Envisioning a city where bicycle traffic gets priority over automobiles, singer David Byrne, a longtime city bike commuter, hosted a program Saturday that explored ways to make New York's streets more like those of bike-friendly Copenhagen.

About 35 percent of the workforce in the Danish capital commutes by bike, said Byrne, the "Talking Heads" star who visited the city with the folding bicycle he carries around the world with him. Less than one percent of New Yorkers commute by bike.

Josh Benson, director of the DOT's bike program, told the large New Yorker Festival audience Saturday that "it's an exciting time to be a cyclist in New York," and said bike ridership has tripled in the past seven years. He described the city's new "complete streets" philosophy, which includes equal room for cars, pedestrians and bicycles. (Read more.)
Streetsblog previously reported David Byrne's commitment to bicycling. And now Byrne is using his celebrity to galvanize support for bicycling in New York, convening this public panel on bikes for transportation. Which gives me the opportunity to feature my favorite Heads tune on this blog.

Image: Talking Heads, "Life During Wartime."
Visit: Paul Dorn's Bike Commuting Tips

Bike trail leads to economic boom

Image of Root River State Trail in MinnesotaFrom the Winona Daily News (Minnesota), 10.07.07:

Small-town turnaround in Lanesboro: Bike trail led to economic boom

Nestled in a southeastern Minnesota valley, Lanesboro, population 788, is much like any small town. Passersby wave and say hello. Conversations often erupt on the sidewalk. People give their phone number as four digits. Coffee shops and diners ooze gossip. Yet it is like no other.
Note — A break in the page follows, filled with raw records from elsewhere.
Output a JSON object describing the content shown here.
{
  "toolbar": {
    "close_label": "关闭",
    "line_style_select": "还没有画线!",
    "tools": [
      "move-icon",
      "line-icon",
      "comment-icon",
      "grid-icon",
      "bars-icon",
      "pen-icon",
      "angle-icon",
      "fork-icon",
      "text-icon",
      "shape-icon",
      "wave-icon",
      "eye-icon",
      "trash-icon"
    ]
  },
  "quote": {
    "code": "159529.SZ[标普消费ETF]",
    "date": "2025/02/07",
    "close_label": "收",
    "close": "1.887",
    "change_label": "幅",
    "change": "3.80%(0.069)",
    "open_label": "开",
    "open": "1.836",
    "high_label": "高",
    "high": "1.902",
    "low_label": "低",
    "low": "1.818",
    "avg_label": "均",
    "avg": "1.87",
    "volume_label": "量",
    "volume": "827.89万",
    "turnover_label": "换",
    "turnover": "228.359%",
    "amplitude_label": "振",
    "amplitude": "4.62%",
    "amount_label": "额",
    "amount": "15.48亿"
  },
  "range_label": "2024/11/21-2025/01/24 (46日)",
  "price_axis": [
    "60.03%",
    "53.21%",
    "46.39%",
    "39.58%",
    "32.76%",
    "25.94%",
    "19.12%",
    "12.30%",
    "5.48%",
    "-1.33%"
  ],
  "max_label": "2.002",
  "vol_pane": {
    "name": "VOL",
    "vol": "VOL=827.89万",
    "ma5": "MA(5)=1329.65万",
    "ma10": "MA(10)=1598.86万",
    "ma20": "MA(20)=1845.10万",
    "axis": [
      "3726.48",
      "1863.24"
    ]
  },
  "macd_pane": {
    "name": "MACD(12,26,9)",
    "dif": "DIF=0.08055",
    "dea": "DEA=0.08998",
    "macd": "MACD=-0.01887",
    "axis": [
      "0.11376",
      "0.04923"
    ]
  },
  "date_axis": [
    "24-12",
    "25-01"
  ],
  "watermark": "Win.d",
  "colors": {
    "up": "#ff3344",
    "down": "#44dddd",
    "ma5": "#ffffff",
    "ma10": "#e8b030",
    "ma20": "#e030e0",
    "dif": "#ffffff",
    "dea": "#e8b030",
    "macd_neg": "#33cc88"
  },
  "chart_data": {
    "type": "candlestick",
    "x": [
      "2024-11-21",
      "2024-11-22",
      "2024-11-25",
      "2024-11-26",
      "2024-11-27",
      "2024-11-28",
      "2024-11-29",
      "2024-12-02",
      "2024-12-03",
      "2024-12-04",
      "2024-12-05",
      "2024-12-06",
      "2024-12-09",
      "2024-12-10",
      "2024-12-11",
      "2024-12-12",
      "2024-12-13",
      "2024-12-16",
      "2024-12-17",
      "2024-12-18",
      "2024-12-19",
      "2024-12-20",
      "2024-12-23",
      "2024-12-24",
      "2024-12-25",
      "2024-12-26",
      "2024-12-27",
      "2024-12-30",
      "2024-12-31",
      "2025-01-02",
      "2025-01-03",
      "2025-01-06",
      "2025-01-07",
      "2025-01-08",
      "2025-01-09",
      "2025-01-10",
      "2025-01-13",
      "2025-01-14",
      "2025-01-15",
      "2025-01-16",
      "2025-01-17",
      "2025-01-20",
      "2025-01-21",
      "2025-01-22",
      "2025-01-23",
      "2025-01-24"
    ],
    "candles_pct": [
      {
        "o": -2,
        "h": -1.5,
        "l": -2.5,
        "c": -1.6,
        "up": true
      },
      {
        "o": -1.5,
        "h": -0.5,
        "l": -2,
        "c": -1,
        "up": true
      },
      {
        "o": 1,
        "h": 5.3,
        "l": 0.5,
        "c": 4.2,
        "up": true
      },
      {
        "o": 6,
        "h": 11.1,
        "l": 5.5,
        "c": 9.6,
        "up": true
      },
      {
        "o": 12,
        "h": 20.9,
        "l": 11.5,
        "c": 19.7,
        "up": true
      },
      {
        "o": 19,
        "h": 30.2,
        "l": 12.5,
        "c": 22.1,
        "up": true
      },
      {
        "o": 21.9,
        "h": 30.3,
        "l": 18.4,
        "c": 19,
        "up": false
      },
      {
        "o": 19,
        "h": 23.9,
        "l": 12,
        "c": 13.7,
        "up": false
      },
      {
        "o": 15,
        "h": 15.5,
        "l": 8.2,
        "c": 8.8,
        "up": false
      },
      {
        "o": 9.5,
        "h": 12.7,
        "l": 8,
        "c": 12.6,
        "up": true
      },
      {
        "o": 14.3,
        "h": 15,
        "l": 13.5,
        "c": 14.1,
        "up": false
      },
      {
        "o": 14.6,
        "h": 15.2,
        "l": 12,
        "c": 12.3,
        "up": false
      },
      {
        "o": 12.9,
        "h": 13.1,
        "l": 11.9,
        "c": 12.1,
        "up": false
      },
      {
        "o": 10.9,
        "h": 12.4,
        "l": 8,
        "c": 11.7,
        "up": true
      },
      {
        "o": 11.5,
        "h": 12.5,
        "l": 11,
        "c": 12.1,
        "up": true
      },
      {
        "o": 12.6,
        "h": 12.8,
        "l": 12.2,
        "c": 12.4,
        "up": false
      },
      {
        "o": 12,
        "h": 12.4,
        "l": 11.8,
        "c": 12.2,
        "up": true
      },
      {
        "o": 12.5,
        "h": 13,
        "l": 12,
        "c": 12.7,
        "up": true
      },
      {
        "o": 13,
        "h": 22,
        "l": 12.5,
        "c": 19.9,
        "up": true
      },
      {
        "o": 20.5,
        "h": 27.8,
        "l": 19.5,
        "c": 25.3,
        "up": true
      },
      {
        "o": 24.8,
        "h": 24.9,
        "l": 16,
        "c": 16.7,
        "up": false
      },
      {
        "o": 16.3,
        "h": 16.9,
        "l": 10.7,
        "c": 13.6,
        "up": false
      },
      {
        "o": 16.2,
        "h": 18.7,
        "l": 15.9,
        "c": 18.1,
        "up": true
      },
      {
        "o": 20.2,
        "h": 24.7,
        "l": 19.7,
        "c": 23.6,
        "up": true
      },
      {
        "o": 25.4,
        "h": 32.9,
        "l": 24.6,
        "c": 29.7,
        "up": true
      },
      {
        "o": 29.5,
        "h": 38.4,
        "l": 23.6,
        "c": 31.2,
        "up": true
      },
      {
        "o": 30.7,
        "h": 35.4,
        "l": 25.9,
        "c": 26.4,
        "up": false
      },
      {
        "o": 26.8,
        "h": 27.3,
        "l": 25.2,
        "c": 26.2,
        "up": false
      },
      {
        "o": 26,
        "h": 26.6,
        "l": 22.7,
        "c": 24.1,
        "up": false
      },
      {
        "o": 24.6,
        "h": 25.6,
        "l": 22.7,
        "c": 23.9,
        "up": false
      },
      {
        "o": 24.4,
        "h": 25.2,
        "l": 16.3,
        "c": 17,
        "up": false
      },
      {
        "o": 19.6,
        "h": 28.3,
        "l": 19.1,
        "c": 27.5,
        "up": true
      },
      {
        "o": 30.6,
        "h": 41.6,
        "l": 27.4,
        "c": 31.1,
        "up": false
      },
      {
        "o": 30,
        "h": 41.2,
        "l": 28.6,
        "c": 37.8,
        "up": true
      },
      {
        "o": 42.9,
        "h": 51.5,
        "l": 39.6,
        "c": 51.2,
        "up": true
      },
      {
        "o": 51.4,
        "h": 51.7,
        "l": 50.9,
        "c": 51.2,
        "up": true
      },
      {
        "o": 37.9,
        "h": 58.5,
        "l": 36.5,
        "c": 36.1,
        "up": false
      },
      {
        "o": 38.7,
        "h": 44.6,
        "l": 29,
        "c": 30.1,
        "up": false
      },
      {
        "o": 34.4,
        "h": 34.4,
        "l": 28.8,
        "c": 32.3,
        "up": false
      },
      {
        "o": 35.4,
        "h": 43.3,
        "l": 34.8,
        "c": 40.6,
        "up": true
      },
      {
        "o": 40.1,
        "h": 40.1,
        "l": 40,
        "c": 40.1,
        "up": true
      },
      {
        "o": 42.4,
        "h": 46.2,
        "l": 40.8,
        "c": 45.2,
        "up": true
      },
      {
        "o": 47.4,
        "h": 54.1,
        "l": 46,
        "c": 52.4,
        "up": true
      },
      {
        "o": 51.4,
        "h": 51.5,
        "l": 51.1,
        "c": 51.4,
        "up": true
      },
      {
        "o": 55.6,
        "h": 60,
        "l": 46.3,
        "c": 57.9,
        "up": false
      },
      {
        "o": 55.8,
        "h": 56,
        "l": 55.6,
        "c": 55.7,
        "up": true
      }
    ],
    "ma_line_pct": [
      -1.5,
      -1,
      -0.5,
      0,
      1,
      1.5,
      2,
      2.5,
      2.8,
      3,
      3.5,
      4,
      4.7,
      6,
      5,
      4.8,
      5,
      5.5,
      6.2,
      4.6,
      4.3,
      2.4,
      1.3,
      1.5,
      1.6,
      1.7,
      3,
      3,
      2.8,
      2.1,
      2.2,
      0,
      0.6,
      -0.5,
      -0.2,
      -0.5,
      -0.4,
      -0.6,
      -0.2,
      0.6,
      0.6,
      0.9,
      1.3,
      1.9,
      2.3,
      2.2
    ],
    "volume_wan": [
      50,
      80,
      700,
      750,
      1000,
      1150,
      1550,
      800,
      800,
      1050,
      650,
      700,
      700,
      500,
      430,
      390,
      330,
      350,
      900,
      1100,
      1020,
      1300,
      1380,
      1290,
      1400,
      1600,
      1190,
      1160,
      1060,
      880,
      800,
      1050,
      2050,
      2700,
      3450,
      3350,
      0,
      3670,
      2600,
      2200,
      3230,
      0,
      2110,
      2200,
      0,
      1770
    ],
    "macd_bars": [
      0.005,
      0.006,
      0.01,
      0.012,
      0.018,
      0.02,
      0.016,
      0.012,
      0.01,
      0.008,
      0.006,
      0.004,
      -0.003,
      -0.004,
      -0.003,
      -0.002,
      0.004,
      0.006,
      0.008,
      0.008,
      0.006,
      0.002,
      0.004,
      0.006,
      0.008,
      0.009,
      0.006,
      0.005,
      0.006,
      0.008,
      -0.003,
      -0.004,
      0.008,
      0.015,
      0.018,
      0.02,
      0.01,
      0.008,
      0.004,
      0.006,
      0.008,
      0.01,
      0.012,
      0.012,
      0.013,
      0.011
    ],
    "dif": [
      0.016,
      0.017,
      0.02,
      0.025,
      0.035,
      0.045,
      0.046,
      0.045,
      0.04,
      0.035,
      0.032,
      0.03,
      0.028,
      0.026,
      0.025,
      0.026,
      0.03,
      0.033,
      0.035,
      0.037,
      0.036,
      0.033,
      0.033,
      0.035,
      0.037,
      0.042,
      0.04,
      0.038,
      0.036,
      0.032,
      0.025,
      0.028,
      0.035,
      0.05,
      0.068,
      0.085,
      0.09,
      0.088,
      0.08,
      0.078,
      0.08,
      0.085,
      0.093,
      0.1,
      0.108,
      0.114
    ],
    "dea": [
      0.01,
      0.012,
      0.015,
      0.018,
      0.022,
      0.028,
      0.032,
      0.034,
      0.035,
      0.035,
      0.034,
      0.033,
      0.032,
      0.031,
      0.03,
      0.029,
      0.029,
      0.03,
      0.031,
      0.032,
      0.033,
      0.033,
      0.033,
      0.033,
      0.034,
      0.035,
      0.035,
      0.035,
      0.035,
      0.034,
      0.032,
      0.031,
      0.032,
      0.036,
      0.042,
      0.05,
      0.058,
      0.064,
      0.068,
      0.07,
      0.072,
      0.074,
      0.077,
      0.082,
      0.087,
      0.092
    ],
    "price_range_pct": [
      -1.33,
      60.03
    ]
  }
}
On summer weekends, the overnight population can triple. Main street bustles as tourists jockey for parking spaces on their way to restaurants and artists’ galleries. Kayaks, canoes and inner tubes jam the Root River, while a steady parade of bicycles rolls along the adjacent trail.

In the past two decades, Lanesboro has reinvented itself as a tourist mecca and a bedroom community, avoiding the fate of many small towns...Things took a downward turn in the 1970s as farmers suffered, the trains stopped and the small downtown started to fail.

Julie Kiehne, Lanesboro Area Chamber of Commerce executive director, said before 1985, when a bike trail was built on the rail bed, the town didn’t seem to have much of a future. "The town was boarded up; much of main street had vacant store fronts," she said. "People wondered if the school would survive."

The passenger trains...stopped long ago, but the tourists still follow the same route into Lanesboro. Most residents credit the bike trail, built in 1985, with saving the town. On sunny summer evenings--even weekdays--bikers stream through the downtown, stopping for dinner at the area restaurants or heading to one of the bed and breakfasts. On summer weekends, the town easily doubles its population. During big events it can triple.

Built on the former Milwaukee Railroad bed by the Minnesota Department of Natural Resources, the Root River State Trail is more than 60 miles of paved multi-use trails that follow the river through bluffs and farmland. In an average year, Fillmore County welcomes about 200,000 visitors.

The trails spawned a river-based tourism industry. Businesses started to rent canoes, kayaks, inner tubes and bikes to visitors looking to spend time outdoors.(Read more.)
This article is more recreational bicycling than commuting. But it's great evidence that bicycle facilities can have a positive economic benefit, something advocates can use to persuade their community to embrace bicycling.

Image: Web capture.
Visit: Paul Dorn's Bike Commuting Tips